* What the task asks *
The answer is to be all of the data below, reproduced exactly.

[Element data from apps and pages]
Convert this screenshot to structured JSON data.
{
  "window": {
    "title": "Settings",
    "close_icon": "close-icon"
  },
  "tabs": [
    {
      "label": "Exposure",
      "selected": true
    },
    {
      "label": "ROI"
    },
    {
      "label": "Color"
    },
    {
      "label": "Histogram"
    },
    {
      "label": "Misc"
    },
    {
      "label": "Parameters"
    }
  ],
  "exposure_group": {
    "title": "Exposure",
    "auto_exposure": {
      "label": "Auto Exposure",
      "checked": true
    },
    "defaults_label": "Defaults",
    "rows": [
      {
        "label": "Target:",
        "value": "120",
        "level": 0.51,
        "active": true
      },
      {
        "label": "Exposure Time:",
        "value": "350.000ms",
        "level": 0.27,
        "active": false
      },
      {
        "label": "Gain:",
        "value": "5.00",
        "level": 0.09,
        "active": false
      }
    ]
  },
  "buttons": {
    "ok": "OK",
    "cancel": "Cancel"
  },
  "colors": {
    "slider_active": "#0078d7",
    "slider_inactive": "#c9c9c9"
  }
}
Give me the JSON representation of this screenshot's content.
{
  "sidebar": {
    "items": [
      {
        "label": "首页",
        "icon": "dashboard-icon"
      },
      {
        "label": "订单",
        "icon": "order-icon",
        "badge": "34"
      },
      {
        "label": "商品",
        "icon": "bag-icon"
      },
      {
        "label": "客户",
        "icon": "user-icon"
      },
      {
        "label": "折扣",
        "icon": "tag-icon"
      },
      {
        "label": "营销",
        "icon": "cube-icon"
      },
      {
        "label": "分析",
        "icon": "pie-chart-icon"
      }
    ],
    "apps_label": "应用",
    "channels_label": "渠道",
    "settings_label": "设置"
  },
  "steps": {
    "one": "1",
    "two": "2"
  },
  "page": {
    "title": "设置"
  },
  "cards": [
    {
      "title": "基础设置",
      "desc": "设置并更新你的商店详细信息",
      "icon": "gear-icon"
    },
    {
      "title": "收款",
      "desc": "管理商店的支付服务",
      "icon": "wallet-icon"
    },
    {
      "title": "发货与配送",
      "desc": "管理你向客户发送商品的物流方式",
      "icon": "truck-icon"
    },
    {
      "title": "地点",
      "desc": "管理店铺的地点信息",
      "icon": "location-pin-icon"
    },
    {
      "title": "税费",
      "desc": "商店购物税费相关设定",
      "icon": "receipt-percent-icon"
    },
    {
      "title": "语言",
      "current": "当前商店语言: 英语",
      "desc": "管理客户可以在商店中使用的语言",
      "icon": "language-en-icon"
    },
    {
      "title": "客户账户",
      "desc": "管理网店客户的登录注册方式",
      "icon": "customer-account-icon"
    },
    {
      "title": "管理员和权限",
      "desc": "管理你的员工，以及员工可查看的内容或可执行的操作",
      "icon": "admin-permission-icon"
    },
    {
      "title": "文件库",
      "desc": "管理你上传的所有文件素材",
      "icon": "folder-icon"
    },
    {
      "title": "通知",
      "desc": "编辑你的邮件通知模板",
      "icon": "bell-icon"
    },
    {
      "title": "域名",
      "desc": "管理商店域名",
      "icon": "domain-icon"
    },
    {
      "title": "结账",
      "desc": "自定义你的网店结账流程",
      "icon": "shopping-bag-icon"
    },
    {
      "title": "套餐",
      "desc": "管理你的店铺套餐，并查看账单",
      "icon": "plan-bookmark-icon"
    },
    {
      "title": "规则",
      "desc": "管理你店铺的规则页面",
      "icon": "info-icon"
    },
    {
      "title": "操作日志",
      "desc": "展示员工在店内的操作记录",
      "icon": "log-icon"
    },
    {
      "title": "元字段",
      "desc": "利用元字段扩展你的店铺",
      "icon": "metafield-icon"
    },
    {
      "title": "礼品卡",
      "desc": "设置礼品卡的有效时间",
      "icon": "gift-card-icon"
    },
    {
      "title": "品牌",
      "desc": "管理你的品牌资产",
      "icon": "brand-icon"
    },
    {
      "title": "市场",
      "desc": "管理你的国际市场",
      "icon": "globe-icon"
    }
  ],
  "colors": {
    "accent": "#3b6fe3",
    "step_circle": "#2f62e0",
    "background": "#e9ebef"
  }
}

* Result of this exercise *
Convert this screenshot to structured JSON data.
{
  "window": {
    "title": "Settings",
    "close_icon": "close-icon"
  },
  "tabs": [
    {
      "label": "Exposure",
      "selected": true
    },
    {
      "label": "ROI"
    },
    {
      "label": "Color"
    },
    {
      "label": "Histogram"
    },
    {
      "label": "Misc"
    },
    {
      "label": "Parameters"
    }
  ],
  "exposure_group": {
    "title": "Exposure",
    "auto_exposure": {
      "label": "Auto Exposure",
      "checked": true
    },
    "defaults_label": "Defaults",
    "rows": [
      {
        "label": "Target:",
        "value": "120",
        "level": 0.51,
        "active": true
      },
      {
        "label": "Exposure Time:",
        "value": "350.000ms",
        "level": 0.27,
        "active": false
      },
      {
        "label": "Gain:",
        "value": "5.00",
        "level": 0.09,
        "active": false
      }
    ]
  },
  "buttons": {
    "ok": "OK",
    "cancel": "Cancel"
  },
  "colors": {
    "slider_active": "#0078d7",
    "slider_inactive": "#c9c9c9"
  }
}
Give me the JSON representation of this screenshot's content.
{
  "sidebar": {
    "items": [
      {
        "label": "首页",
        "icon": "dashboard-icon"
      },
      {
        "label": "订单",
        "icon": "order-icon",
        "badge": "34"
      },
      {
        "label": "商品",
        "icon": "bag-icon"
      },
      {
        "label": "客户",
        "icon": "user-icon"
      },
      {
        "label": "折扣",
        "icon": "tag-icon"
      },
      {
        "label": "营销",
        "icon": "cube-icon"
      },
      {
        "label": "分析",
        "icon": "pie-chart-icon"
      }
    ],
    "apps_label": "应用",
    "channels_label": "渠道",
    "settings_label": "设置"
  },
  "steps": {
    "one": "1",
    "two": "2"
  },
  "page": {
    "title": "设置"
  },
  "cards": [
    {
      "title": "基础设置",
      "desc": "设置并更新你的商店详细信息",
      "icon": "gear-icon"
    },
    {
      "title": "收款",
      "desc": "管理商店的支付服务",
      "icon": "wallet-icon"
    },
    {
      "title": "发货与配送",
      "desc": "管理你向客户发送商品的物流方式",
      "icon": "truck-icon"
    },
    {
      "title": "地点",
      "desc": "管理店铺的地点信息",
      "icon": "location-pin-icon"
    },
    {
      "title": "税费",
      "desc": "商店购物税费相关设定",
      "icon": "receipt-percent-icon"
    },
    {
      "title": "语言",
      "current": "当前商店语言: 英语",
      "desc": "管理客户可以在商店中使用的语言",
      "icon": "language-en-icon"
    },
    {
      "title": "客户账户",
      "desc": "管理网店客户的登录注册方式",
      "icon": "customer-account-icon"
    },
    {
      "title": "管理员和权限",
      "desc": "管理你的员工，以及员工可查看的内容或可执行的操作",
      "icon": "admin-permission-icon"
    },
    {
      "title": "文件库",
      "desc": "管理你上传的所有文件素材",
      "icon": "folder-icon"
    },
    {
      "title": "通知",
      "desc": "编辑你的邮件通知模板",
      "icon": "bell-icon"
    },
    {
      "title": "域名",
      "desc": "管理商店域名",
      "icon": "domain-icon"
    },
    {
      "title": "结账",
      "desc": "自定义你的网店结账流程",
      "icon": "shopping-bag-icon"
    },
    {
      "title": "套餐",
      "desc": "管理你的店铺套餐，并查看账单",
      "icon": "plan-bookmark-icon"
    },
    {
      "title": "规则",
      "desc": "管理你店铺的规则页面",
      "icon": "info-icon"
    },
    {
      "title": "操作日志",
      "desc": "展示员工在店内的操作记录",
      "icon": "log-icon"
    },
    {
      "title": "元字段",
      "desc": "利用元字段扩展你的店铺",
      "icon": "metafield-icon"
    },
    {
      "title": "礼品卡",
      "desc": "设置礼品卡的有效时间",
      "icon": "gift-card-icon"
    },
    {
      "title": "品牌",
      "desc": "管理你的品牌资产",
      "icon": "brand-icon"
    },
    {
      "title": "市场",
      "desc": "管理你的国际市场",
      "icon": "globe-icon"
    }
  ],
  "colors": {
    "accent": "#3b6fe3",
    "step_circle": "#2f62e0",
    "background": "#e9ebef"
  }
}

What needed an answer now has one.